Mogul gets approval for the takeover bid of Lionsgate
Carl Icahn’s long-running takeover bid for Lionsgate has received a key approval from Canuck regulators, who cleared his hostile offer.
James Moore, minister of Canadian Heritage and Official Languages, disclosed the approval of Icahn’s bid in a statement Wednesday. The review is required since Icahn isn’t Canadian and Lionsgate is based in Vancouver — though it operates out of Santa Monica.
“The investor has shown its willingness to promote Canadian cultural products,” Moore said in a statement. “This decision is good for Canada. It will result in Lionsgate maintaining or increasing Canadian film and television production and protect and preserve Canadian jobs.”
Icahn said in response that he’s agreed to keep the headquarters in Canada and possibly boost the level of production there on a province-by-province basis. He also promised that the company’s Maple Pictures, which distribs its library in Canada, will remain under Canuck control.
The billionaire, who owns 18.8% of Lionsgate, also said Wednesday
that he won’t extend the $7 a share offer past its June 16 expiration or change the price. Icahn has extended the offer six times and announced plans a week ago for a proxy fight to replace the Lionsgate board due to what he’s characterized as “excessive” spending.
Shares were up 5¢ to $7.05 on the New York Stock Exchange. The stock’s up over 21% this year.
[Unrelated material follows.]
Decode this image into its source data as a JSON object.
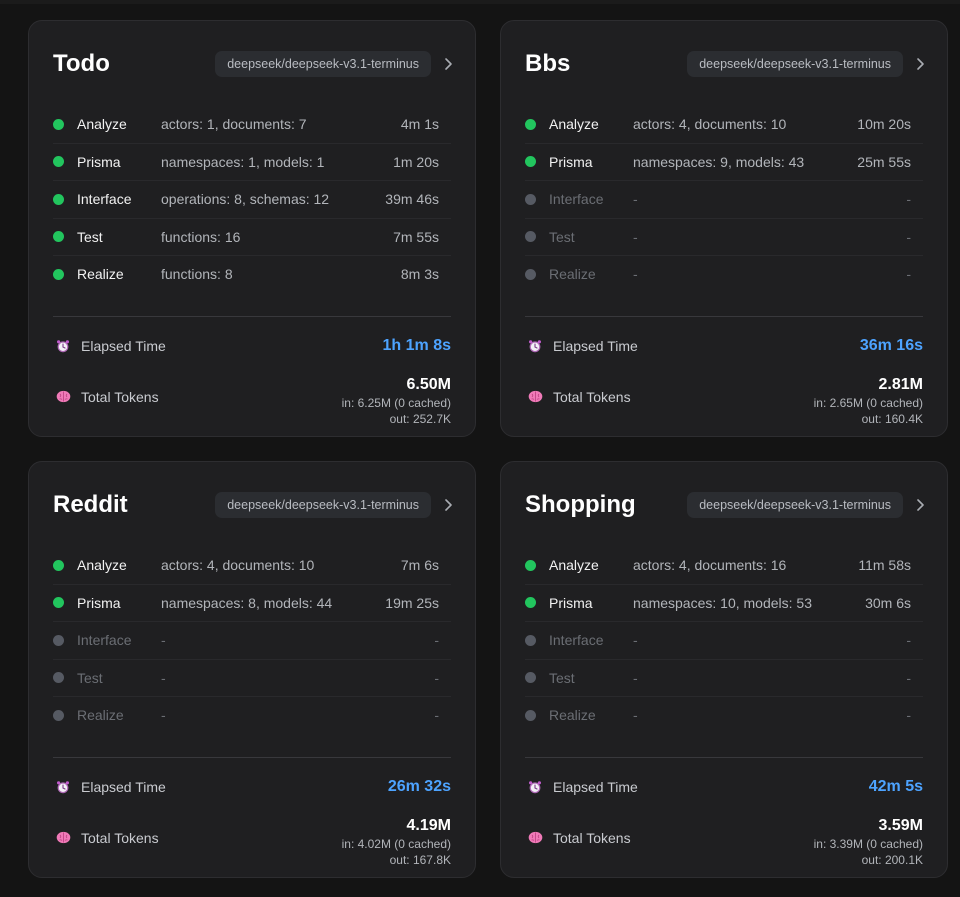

In response, Lionsgate reminded its shareholders that its board recommends against Icahn’s unsolicited bid and noting that the offer’s made little headway so far.
“The offer remains financially inadequate and coercive and is not in the best interests of Lionsgate, its shareholders and other stakeholders,” the company said in a statement. “Since the Icahn Group announced their original offer on March 1, 2010, with numerous subsequent extensions, less than 4% of Lionsgate’s outstanding shares have been tendered.”
Icahn’s latest bid drops the requirement that at least 50.1% of the shares be tendered for his offer to go through. The bid values Lionsgate at $825 million.
Lionsgate has noted that its recent earnings report showed “significant improvements” in profitability and cash flow and that its annual spending on its core businesses — $122 million for its most recent fiscal year — amounted to less than 8% of revenues. Its most expensive film, “Killers,” opened below expectations at $15.8 million last weekend with Lionsgate’s exposure at about $40 million of the $70 million budget.
The mini-major hasn’t yet set its annual meeting, at which shareholders will vote on board members. Event’s usually in September in Toronto.
If Icahn’s stake tops 20%, it could trigger a default of Lions-gate’s credit line. At 30%, he’d have veto power over acquisitions.
After Icahn’s offer expires June 16, there will be 14 days for shareholders who have not yet tendered.